## Exercise instructions
Search the data for the string "title" and copy each line in which it appears.

Records to use: Begin

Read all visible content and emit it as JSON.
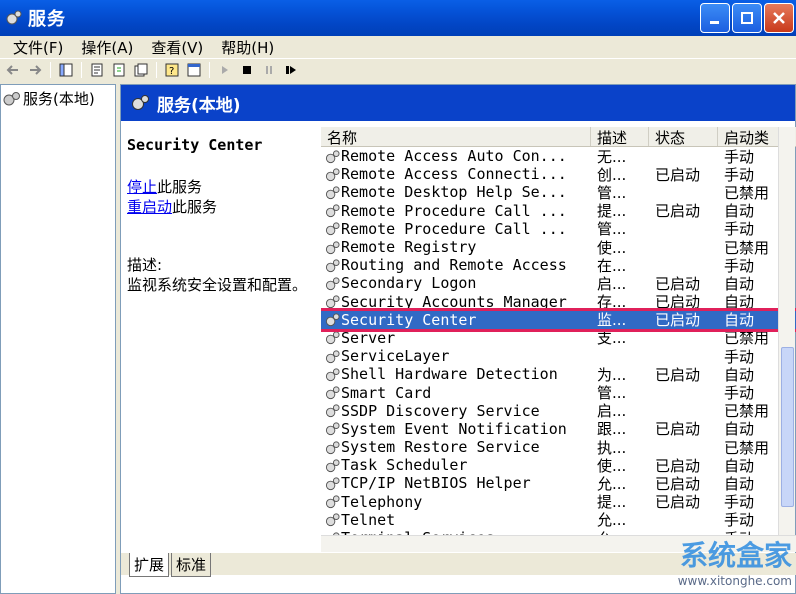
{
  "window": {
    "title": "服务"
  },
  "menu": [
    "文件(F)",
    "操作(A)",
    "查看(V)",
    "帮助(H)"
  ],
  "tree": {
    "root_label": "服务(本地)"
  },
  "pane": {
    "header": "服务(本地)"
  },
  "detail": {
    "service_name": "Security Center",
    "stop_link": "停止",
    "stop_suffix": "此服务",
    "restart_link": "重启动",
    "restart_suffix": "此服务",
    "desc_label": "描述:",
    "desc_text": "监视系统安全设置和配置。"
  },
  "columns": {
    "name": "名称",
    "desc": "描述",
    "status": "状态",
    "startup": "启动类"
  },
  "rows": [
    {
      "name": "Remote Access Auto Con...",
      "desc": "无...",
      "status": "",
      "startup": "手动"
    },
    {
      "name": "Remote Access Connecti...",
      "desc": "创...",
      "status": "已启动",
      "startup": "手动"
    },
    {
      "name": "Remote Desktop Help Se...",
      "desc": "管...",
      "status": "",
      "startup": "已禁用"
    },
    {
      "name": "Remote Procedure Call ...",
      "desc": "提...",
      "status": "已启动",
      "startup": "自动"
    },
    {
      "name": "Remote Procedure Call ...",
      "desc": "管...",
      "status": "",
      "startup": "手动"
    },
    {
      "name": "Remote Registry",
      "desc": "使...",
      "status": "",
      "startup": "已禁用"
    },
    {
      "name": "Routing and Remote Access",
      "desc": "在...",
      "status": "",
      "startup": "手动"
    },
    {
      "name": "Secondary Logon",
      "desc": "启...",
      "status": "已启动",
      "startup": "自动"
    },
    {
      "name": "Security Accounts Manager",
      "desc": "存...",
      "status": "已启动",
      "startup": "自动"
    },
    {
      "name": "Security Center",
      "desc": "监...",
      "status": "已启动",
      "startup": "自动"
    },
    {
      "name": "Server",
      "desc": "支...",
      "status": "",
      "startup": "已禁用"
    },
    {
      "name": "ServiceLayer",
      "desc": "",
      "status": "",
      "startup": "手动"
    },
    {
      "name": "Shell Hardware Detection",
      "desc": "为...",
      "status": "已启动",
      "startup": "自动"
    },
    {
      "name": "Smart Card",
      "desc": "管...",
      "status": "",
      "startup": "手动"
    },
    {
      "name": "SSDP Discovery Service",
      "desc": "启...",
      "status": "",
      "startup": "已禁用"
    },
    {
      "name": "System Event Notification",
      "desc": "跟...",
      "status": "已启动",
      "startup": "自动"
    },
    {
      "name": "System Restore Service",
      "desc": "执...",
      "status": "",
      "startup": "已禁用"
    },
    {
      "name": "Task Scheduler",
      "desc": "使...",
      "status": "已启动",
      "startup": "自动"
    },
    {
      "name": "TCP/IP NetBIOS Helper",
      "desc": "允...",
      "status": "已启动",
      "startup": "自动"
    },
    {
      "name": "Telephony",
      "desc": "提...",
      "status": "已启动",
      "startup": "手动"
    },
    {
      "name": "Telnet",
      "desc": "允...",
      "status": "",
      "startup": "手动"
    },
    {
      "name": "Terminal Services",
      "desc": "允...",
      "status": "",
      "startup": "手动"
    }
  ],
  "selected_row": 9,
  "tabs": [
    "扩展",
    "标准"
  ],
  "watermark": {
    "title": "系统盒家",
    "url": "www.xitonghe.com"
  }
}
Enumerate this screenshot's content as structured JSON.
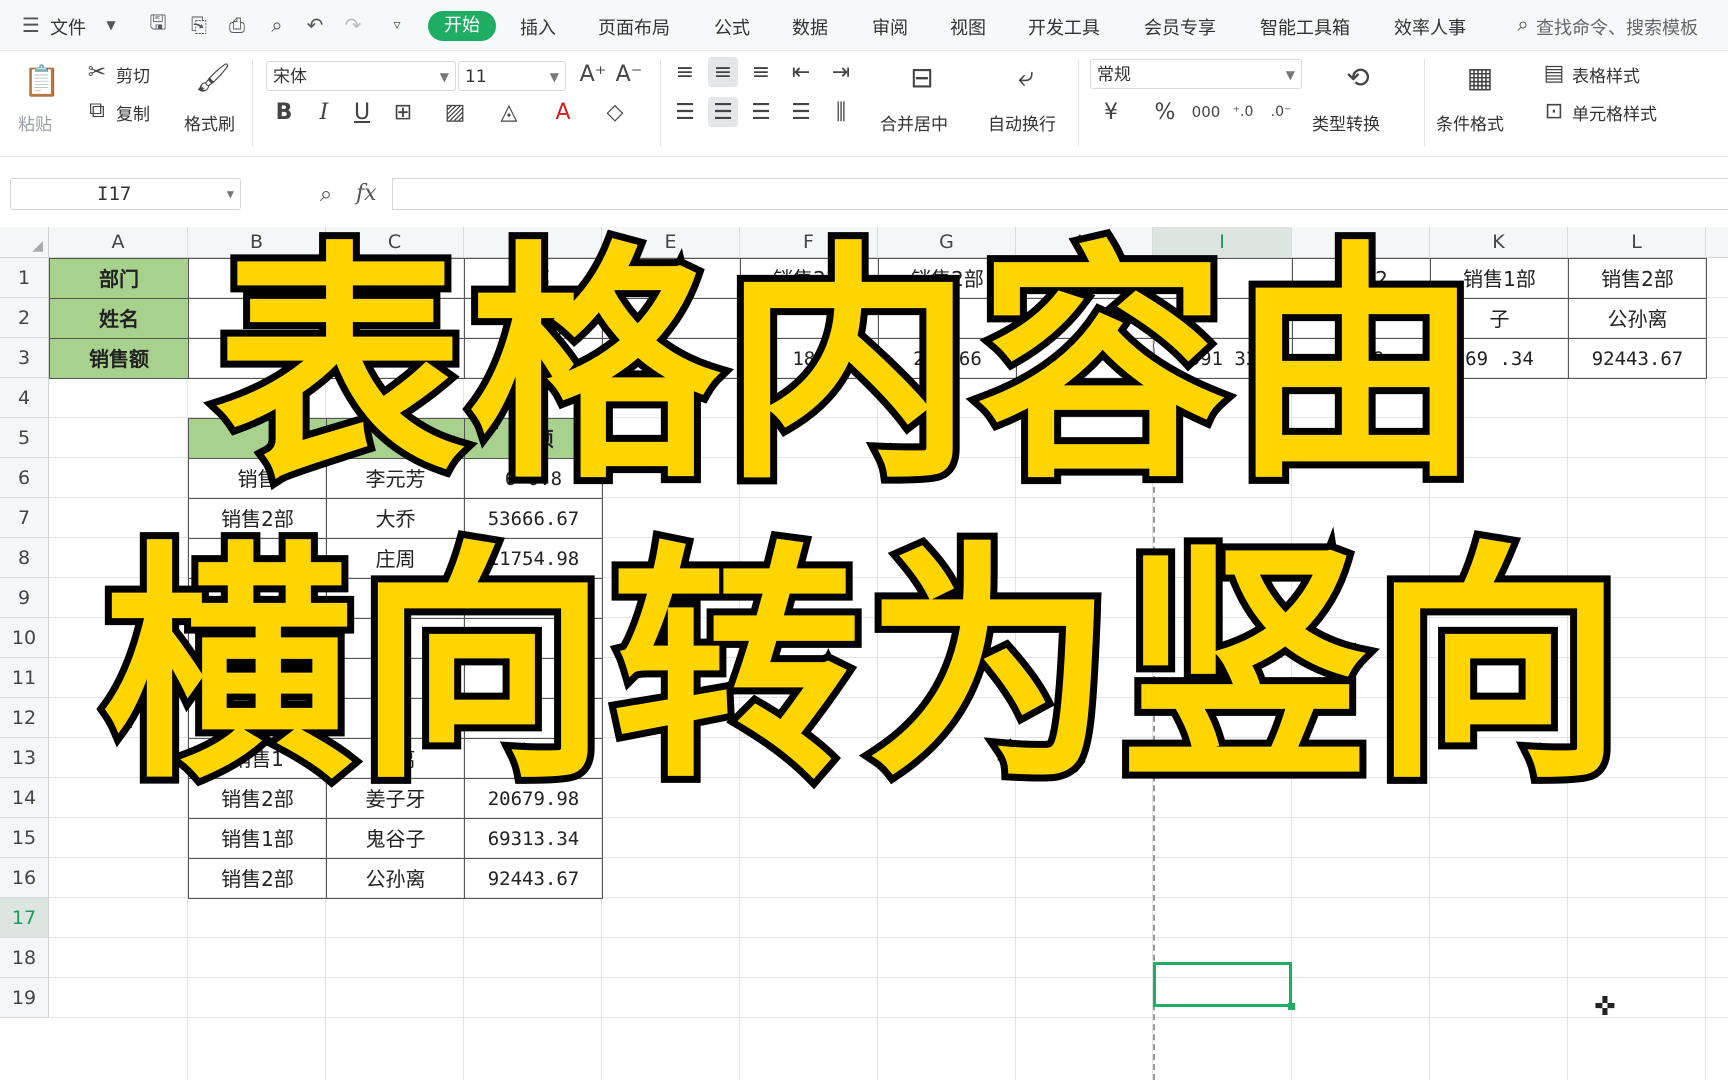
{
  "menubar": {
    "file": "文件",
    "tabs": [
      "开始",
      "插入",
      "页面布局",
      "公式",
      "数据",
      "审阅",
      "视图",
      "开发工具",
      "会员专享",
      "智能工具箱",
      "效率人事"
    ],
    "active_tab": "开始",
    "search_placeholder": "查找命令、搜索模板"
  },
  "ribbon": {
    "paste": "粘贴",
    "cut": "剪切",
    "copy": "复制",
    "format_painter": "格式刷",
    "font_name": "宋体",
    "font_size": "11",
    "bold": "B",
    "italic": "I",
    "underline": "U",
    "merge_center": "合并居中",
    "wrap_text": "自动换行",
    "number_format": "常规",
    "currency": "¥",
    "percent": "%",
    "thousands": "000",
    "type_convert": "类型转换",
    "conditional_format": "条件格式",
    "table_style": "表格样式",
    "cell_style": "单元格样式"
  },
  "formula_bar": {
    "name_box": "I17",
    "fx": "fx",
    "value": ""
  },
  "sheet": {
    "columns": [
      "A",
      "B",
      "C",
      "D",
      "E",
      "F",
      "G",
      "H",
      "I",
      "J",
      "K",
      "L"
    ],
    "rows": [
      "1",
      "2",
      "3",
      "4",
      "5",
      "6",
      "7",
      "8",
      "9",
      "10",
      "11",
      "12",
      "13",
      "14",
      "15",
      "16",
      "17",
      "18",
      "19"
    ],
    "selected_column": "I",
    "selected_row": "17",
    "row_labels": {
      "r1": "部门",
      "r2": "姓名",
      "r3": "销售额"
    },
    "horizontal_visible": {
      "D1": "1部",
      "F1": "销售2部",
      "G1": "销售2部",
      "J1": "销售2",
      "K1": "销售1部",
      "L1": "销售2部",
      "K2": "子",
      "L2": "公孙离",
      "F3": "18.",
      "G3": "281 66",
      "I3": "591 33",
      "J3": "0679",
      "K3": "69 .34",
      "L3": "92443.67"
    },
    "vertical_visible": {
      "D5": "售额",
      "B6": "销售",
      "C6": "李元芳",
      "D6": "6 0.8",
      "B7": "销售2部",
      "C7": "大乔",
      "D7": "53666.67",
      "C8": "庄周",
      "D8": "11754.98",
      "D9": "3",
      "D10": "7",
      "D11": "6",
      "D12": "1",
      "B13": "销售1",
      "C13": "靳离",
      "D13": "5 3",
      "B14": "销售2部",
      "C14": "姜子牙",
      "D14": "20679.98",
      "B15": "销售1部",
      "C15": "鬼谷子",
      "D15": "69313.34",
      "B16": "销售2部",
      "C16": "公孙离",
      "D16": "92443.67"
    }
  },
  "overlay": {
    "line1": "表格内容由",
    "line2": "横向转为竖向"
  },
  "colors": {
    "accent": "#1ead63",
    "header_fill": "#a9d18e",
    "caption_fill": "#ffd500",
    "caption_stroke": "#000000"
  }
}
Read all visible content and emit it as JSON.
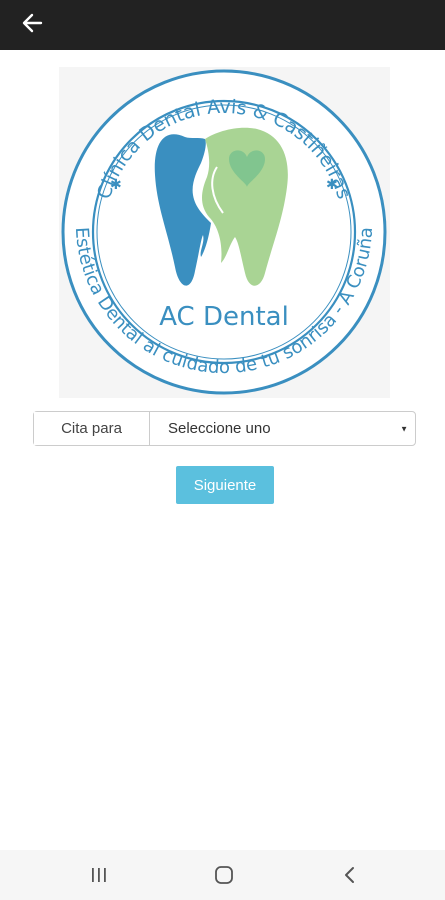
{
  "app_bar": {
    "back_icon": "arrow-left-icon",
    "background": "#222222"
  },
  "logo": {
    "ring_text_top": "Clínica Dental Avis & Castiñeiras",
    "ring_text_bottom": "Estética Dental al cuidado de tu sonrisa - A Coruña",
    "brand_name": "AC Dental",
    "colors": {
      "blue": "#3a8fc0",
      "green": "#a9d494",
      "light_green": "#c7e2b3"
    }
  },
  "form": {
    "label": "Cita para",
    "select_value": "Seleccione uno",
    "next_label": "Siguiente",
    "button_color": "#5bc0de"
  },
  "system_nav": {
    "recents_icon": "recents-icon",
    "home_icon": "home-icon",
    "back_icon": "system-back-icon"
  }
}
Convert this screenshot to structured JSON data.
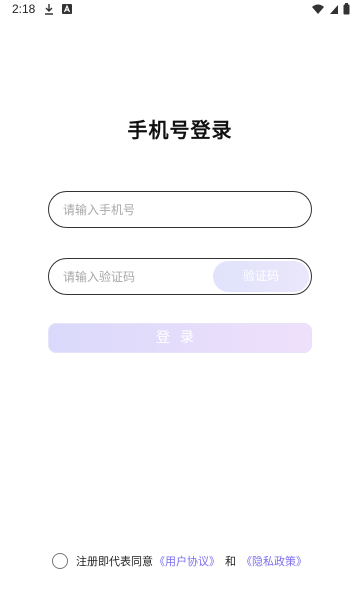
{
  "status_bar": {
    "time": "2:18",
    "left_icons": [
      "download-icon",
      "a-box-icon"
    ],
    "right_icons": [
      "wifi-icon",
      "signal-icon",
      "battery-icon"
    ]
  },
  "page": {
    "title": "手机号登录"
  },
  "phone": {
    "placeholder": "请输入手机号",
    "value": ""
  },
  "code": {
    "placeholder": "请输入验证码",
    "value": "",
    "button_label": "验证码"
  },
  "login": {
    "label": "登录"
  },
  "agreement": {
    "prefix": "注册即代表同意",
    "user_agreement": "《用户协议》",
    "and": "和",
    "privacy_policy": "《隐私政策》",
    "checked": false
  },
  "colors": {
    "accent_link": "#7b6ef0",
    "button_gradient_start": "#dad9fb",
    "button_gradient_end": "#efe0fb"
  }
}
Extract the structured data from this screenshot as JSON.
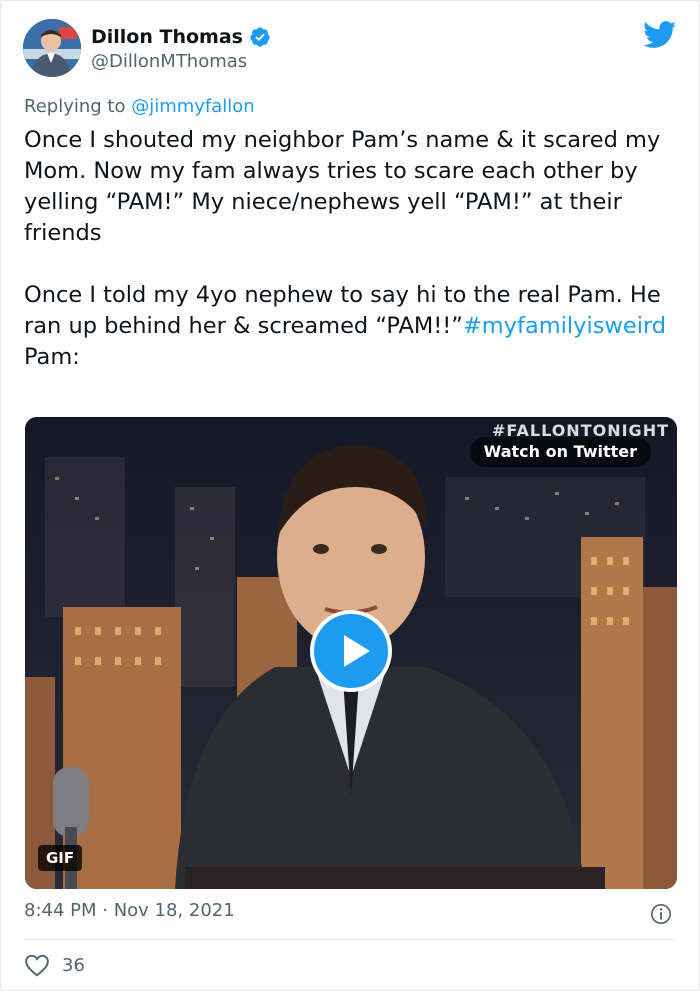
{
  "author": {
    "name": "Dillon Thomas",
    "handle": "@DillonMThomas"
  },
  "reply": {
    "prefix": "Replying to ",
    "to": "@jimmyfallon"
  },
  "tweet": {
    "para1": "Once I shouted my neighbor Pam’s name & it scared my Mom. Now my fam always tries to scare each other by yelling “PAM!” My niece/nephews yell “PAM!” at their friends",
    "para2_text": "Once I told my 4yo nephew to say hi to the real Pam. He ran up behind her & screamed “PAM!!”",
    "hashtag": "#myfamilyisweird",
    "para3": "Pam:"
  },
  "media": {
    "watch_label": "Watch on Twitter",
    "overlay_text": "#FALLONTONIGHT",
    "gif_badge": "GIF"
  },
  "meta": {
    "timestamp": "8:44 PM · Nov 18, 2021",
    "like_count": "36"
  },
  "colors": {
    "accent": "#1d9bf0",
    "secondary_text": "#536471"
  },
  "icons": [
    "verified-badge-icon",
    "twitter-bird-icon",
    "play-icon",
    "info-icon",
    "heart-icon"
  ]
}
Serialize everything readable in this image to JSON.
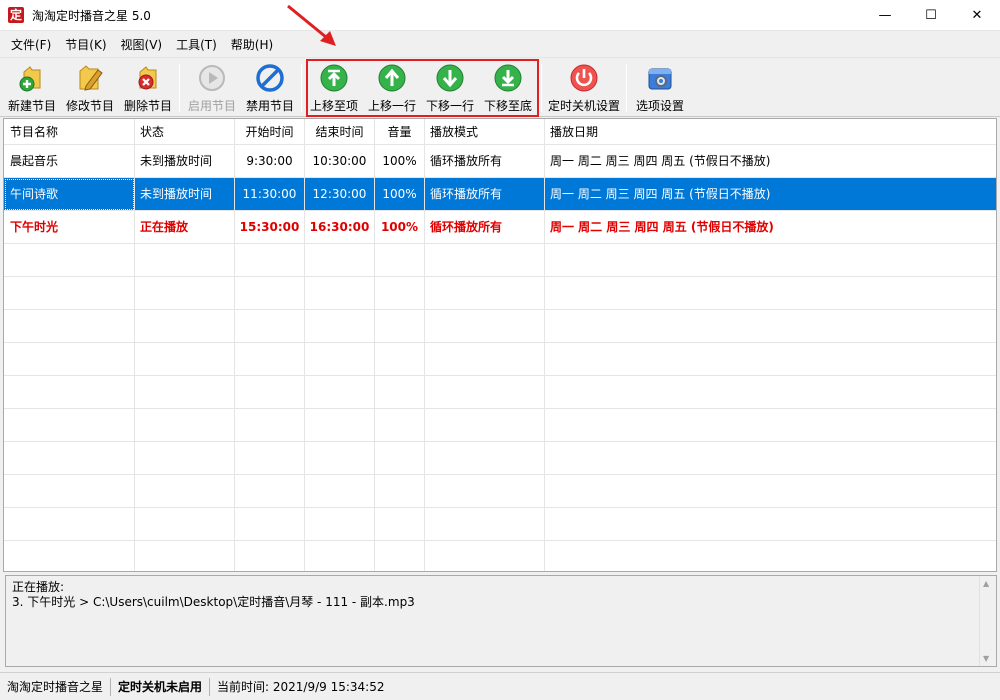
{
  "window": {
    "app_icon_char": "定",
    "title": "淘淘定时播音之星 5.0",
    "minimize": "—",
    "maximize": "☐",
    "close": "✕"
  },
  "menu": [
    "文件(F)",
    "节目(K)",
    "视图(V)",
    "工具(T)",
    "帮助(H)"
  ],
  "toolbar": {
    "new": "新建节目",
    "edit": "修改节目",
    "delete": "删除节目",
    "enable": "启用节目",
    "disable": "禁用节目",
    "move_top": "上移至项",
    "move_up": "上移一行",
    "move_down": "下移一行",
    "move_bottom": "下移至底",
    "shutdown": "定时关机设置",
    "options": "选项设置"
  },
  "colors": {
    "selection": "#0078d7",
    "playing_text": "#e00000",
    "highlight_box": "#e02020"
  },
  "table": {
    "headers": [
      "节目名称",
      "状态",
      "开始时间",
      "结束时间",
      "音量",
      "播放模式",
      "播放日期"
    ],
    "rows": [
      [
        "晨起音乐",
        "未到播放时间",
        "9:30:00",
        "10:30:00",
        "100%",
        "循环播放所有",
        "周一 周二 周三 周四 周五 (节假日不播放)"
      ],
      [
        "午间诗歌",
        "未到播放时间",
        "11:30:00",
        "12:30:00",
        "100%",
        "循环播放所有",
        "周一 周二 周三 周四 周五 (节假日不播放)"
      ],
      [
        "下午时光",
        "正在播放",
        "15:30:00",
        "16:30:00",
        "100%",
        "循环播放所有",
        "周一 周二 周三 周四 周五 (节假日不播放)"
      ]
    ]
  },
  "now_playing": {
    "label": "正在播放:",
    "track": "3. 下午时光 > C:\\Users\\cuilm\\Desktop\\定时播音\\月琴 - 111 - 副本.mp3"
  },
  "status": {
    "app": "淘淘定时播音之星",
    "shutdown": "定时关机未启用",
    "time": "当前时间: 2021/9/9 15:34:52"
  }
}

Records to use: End

## Solution to this problem
    "title": "服务"
    "title": "系统盒家",
    "title": "手机号登录"
    "title": "淘淘定时播音之星 5.0",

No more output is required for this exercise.